________________ will pay the wholesale cost that was paid for the returned merchandise at the time of original purchase, within 15 days. In addition, ________________ will pay $5000 in damages to PDJ, also within 15 days.


Kevin L. Pugh
Owner Pugh’s Designer Jewelers

________________________ Representative


#6

I too have lost many sales through the "fantastic"
internet. When I see or hear of a fellow who knows all the technical jargon, I ask him where did he learn of the colours & qualities? If he replies through the *** internet, I say either you put your trust in my experience or “have a good-life and good-bye!” I have no time with them!..;(
Gerry! from my Toronto IPhone @ EDT


#7

Good for you! I think you are right.


#8

Very interesting debate and topic. I to have been on the receiving end of this sort of thing for a very different reason. Tooling and loose stones. Purchasing in a country (NZ) is a logistical nightmare if you continue on purely a local business basis. most of my suppliers here have started to sell to the general public. This makes it very hard for me to make any profit on materials and because some of my business is teaching and providing tools and consumables i loos money rather than make money when building tool kits. I have found that with a little bit of leg work i have been able to find the source of most of my needs. This means that i can get my materials for the same price as my suppliers. I have now been able to compete directly with my suppliers without the large capital investment that they need to make to keep things in stock. Yes if i want something it takes longer than a day for it to get here but savings and profit gain is not only worth it i can provide products at a lower and increase my margin rather than decreasing it. One example. A dental supply place here sells marathon motors. I wanted one and asked for a demo. They said if i wanted to try it i would have to buy it. At 1600.00 nzd each i was not in a position to take the risk. I did a bit of research found the manufacturer and purchased 4 for 160.00 nzd each. They are the same bit of kit. I was criticized by the company here by going over sea for my purchase and not supporting local companies but n this case the items are not made here so why should i feel guilty. This works for Gem Stones and metals as well. the first purchase is usually a bit of a risk and you need to take care but the risk is minimal when you are talking of the savings and potential profit margin in the end.
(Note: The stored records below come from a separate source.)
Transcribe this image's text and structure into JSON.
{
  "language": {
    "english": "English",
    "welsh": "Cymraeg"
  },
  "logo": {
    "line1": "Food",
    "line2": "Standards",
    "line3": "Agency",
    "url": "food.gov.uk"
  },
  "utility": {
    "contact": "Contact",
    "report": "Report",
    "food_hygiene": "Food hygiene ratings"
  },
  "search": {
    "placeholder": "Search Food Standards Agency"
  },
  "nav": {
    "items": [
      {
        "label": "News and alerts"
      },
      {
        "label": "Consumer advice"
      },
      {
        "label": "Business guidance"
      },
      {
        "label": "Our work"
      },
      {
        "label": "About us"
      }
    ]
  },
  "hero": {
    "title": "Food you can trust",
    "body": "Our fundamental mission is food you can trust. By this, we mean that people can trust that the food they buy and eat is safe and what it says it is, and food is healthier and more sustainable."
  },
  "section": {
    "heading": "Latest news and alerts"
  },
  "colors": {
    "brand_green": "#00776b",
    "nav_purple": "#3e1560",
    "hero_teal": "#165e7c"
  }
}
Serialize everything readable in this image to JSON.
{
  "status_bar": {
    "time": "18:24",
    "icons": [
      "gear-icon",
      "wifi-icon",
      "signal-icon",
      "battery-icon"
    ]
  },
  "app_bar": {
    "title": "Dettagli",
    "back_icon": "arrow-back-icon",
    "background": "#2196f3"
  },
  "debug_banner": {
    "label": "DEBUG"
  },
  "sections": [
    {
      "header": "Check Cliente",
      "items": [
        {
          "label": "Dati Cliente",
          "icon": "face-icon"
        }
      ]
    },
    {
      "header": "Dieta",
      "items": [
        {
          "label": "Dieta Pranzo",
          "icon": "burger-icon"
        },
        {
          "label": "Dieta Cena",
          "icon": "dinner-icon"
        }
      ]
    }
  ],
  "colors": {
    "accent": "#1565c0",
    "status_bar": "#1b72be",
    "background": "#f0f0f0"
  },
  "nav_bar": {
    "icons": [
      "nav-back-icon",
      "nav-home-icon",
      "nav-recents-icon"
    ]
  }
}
#9

Yes I understand what your saying, but this was at a wholesale large
Jewelry show so you’d think I would get the wholesale price and not be
paying the same as on their etay page. It doesn’t leave me much meat on the
bones. I still haven’t heard back from this company either which shows me
how they treat their customers.


#10

I get ya

It would make me want to chew nails and is without a doubt a kick i the guts.

Finding a way of cutting them out of the loop in return and ending business ties while saving a profit margin is the goal.

Les


#11

You need to take your complaint to the show owners . Shows such as yours sell wholesale only and are to reflect that . In order to get into a wholesale show or the wholesale section you must show tax resale id or other proof you are a re seller or a designer, etc . I would file complaint with the show owners .

Lee Horowitz Gemologist Peru Blue Opal ltd miners-cutters-manufactuers www.perublueopal.com


#12

Your only real weapon is your wallet. Buy from dealers that are only wholesale. This whole scenario is common now. I closed my store and became a jeweler by appointment and hand engraving to the trade because of this. It’s not going to change or go away so you better adapt.